Saturday, April 15, 2017

Is Your Child’s School Teaching Internet Safety?

You’ve heard me talk a lot about inviting schools onto your prevention team – that is, having conversations with principals, teachers, and other school personnel about body safety and keeping your children safe from child sexual abuse while in their care. 

Well, here’s another question you might ask, “What are you doing to teach children Internet safety?” Just like a school might teach children how to discern between news and fake news, schools should also be teaching kids about legal and illegal online contact, including sexting.

April is Child Abuse Prevention Month. Please share this post.

Thursday, April 13, 2017

Keeping Kids Safe Online – 10 Best Practices

Parenting Safe ChildrenWhile there are unique safety challenges specific to each form of technology, service, and app, here are ten general practices to support online safety.

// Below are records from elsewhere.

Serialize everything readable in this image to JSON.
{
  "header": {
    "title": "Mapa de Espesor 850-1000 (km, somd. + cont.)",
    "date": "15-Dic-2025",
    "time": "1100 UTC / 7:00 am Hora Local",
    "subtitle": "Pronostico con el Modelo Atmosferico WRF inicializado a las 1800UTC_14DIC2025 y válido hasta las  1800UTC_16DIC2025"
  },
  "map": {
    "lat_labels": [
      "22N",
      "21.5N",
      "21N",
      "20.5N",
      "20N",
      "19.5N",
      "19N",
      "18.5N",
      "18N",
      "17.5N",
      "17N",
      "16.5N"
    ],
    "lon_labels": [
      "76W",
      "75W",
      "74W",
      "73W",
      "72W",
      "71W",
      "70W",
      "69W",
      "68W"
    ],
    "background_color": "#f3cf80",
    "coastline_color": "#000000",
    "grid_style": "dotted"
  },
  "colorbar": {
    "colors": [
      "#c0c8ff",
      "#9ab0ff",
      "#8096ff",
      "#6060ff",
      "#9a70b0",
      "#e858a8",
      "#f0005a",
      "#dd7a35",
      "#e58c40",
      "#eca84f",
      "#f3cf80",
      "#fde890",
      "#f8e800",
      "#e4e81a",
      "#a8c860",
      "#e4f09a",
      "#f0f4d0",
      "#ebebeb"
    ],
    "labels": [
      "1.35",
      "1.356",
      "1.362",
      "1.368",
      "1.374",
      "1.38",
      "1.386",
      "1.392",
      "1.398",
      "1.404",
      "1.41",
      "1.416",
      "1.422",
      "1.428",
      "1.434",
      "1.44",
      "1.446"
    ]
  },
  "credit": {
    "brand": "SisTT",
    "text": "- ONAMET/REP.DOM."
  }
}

  1. Keep your computer or tablet in a high-traffic area.
  2. Limit the sites your kids are allowed to visit, and for how long.
  3. Spend time with your children online and invite them to show you sites and activities they enjoy, including chat rooms and social networking.
  4. Don’t allow children to take their phones and tablets into the bedroom overnight.
  5. Resist the urge to purchase external web cams.
  6. Get to know your children’s online friends just as you would their in-person friends.
  7. Let children know that they have to “friend” you as a condition of using social media.
  8. Teach children not to share personal information (birth date, phone #, address, passwords)
  9. Ask your child to a sign “Safe Use” agreement – and don’t hesitate to revoke privileges if the “Safe Use” agreement is broken.
  10. Talk with other parents about your online safety practices and setting limits when kids are using devices together on play dates. 
April is Child Abuse Prevention Month. Please share this post.